- EXERCISE GOAL -
Throughout the records below, find each line holding "this" and copy it.

*** Opening DATA PROVIDED ***

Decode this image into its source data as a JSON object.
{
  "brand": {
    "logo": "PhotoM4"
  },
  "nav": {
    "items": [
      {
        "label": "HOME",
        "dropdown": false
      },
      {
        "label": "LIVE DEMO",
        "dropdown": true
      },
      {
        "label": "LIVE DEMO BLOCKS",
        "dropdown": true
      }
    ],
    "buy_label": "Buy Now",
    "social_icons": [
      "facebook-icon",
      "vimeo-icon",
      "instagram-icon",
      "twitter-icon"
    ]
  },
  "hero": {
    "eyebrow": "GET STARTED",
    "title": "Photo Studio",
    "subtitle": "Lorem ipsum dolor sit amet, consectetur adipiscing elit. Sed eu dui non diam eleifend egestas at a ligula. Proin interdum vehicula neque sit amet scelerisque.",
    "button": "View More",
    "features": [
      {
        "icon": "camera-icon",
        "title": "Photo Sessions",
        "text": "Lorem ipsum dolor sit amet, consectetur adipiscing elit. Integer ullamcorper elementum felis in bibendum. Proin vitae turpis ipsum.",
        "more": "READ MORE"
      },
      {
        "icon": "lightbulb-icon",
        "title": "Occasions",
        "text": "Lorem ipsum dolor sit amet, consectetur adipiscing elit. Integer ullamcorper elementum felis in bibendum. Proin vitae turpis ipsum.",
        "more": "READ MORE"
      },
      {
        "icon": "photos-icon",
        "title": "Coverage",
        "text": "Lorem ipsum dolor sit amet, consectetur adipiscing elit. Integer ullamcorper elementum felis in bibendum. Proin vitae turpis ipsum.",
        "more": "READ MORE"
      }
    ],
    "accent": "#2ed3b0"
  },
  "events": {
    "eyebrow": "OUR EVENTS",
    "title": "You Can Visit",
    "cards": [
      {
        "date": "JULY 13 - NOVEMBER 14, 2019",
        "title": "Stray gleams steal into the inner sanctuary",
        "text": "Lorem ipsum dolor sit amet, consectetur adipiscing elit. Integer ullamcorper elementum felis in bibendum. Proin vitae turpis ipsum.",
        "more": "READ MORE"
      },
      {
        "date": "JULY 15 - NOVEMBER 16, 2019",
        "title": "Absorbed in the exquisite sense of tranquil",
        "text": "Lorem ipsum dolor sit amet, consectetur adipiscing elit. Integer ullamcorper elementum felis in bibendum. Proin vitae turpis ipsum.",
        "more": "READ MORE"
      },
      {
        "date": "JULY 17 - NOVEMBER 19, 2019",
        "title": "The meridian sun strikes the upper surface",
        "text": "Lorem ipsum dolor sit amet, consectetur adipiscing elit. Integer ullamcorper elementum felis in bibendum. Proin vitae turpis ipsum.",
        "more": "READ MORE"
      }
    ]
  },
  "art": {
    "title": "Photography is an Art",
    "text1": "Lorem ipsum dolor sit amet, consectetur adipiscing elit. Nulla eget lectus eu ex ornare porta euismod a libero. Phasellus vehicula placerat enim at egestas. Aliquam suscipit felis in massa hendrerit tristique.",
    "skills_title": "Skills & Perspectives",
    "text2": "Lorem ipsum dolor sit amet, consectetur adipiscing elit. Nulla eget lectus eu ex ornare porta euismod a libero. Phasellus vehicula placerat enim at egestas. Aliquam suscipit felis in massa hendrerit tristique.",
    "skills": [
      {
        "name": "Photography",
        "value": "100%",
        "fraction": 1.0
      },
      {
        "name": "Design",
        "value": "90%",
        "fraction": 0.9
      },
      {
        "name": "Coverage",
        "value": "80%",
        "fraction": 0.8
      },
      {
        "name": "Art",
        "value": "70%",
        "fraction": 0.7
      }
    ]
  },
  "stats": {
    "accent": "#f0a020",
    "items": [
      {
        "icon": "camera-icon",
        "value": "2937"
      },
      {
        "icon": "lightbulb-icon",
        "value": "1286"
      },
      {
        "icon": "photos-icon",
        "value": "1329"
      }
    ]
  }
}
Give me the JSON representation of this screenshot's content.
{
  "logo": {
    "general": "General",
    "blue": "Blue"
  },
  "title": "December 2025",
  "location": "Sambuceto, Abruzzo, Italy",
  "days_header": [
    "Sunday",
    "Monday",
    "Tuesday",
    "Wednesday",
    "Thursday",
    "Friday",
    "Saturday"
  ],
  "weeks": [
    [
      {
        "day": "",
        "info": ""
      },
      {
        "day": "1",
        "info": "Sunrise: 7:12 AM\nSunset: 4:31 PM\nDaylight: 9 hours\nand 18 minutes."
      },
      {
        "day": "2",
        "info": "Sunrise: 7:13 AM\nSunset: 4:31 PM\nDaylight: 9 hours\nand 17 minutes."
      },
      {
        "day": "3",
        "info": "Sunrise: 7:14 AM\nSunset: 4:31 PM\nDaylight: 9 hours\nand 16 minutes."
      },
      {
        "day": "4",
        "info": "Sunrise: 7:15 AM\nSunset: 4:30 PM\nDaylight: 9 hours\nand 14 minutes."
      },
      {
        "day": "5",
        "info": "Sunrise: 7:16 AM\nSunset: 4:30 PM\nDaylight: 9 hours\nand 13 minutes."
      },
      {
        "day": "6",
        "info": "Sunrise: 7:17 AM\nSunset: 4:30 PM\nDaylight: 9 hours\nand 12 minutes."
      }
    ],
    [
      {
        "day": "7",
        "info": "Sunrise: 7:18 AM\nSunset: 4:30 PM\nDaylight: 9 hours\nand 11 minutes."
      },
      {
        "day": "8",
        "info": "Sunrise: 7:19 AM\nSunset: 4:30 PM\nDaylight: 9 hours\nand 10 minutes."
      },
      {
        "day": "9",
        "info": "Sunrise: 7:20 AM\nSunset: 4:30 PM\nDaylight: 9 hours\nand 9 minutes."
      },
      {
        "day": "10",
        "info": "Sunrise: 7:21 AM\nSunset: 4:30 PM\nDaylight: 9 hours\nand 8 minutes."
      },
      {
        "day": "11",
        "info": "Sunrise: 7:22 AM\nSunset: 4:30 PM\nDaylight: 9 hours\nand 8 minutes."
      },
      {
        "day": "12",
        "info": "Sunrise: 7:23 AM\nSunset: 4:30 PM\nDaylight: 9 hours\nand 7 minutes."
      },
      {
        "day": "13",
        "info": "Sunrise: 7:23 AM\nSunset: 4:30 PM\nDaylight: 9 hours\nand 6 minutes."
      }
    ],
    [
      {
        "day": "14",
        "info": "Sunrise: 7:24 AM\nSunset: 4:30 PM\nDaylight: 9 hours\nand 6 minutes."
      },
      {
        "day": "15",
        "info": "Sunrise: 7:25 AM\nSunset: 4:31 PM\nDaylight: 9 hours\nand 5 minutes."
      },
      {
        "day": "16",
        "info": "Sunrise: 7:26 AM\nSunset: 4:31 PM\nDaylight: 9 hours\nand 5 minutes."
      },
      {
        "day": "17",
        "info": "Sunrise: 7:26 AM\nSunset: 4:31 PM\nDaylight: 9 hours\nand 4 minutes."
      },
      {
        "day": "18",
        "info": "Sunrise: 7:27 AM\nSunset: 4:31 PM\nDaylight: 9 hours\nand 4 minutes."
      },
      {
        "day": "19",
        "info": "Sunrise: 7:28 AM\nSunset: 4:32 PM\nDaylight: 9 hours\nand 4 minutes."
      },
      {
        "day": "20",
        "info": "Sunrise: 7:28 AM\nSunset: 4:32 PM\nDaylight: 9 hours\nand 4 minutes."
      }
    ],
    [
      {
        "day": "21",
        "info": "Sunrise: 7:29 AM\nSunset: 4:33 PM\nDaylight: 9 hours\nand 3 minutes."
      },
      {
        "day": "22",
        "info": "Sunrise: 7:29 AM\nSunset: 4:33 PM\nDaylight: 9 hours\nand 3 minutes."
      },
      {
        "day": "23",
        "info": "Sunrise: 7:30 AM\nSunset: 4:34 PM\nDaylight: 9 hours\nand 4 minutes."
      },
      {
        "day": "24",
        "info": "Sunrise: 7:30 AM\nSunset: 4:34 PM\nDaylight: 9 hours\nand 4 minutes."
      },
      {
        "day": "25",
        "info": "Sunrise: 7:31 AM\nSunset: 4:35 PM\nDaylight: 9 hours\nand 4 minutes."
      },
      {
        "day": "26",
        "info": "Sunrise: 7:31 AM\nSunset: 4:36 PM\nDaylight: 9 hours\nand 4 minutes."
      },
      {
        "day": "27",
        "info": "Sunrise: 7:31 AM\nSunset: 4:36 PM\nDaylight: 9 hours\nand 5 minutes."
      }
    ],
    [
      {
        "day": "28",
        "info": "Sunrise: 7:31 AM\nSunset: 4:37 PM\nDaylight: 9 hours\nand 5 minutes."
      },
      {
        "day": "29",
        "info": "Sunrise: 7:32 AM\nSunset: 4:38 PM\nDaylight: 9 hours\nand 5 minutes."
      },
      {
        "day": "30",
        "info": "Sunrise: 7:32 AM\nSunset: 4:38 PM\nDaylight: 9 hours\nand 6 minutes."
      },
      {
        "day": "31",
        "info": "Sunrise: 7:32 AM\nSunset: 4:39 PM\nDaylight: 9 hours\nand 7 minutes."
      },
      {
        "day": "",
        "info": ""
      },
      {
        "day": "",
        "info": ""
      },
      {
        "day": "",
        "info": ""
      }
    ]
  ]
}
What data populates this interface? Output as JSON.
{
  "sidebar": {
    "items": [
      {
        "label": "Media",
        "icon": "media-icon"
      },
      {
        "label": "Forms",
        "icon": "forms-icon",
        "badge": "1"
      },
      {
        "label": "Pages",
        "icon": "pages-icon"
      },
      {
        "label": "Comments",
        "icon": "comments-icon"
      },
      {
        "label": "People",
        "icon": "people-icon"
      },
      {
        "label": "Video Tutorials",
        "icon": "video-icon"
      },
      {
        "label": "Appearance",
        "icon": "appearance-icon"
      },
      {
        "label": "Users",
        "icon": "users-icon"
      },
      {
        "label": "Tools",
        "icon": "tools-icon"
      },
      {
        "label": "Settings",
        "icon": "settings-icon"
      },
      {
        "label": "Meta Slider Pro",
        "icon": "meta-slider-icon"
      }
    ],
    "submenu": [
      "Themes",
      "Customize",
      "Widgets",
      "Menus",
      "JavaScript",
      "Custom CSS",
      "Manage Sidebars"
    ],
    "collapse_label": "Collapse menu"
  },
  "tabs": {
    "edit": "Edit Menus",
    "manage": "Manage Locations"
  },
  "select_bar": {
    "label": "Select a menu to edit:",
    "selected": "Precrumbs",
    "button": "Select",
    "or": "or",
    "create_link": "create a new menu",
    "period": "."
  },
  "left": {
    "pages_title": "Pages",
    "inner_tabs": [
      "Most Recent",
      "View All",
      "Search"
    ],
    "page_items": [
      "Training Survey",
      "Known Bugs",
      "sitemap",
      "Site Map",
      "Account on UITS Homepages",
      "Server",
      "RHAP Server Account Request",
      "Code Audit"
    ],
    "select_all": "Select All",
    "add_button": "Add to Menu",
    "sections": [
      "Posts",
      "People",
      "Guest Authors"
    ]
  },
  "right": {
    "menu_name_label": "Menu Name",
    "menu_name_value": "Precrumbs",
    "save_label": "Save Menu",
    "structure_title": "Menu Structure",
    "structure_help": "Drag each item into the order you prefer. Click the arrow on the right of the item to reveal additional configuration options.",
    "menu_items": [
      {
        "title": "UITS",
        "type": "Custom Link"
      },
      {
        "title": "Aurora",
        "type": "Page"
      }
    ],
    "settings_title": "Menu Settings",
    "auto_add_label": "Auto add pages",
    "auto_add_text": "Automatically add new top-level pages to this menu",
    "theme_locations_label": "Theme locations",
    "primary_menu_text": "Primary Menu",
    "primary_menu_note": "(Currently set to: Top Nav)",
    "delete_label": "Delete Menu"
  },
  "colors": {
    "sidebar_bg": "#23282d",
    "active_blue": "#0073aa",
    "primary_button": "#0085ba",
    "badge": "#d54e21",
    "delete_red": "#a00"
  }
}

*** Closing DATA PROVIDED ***

- SOLUTION BELOW -
Decode this image into its source data as a JSON object.
Give me the JSON representation of this screenshot's content.
What data populates this interface? Output as JSON.
    "auto_add_text": "Automatically add new top-level pages to this menu",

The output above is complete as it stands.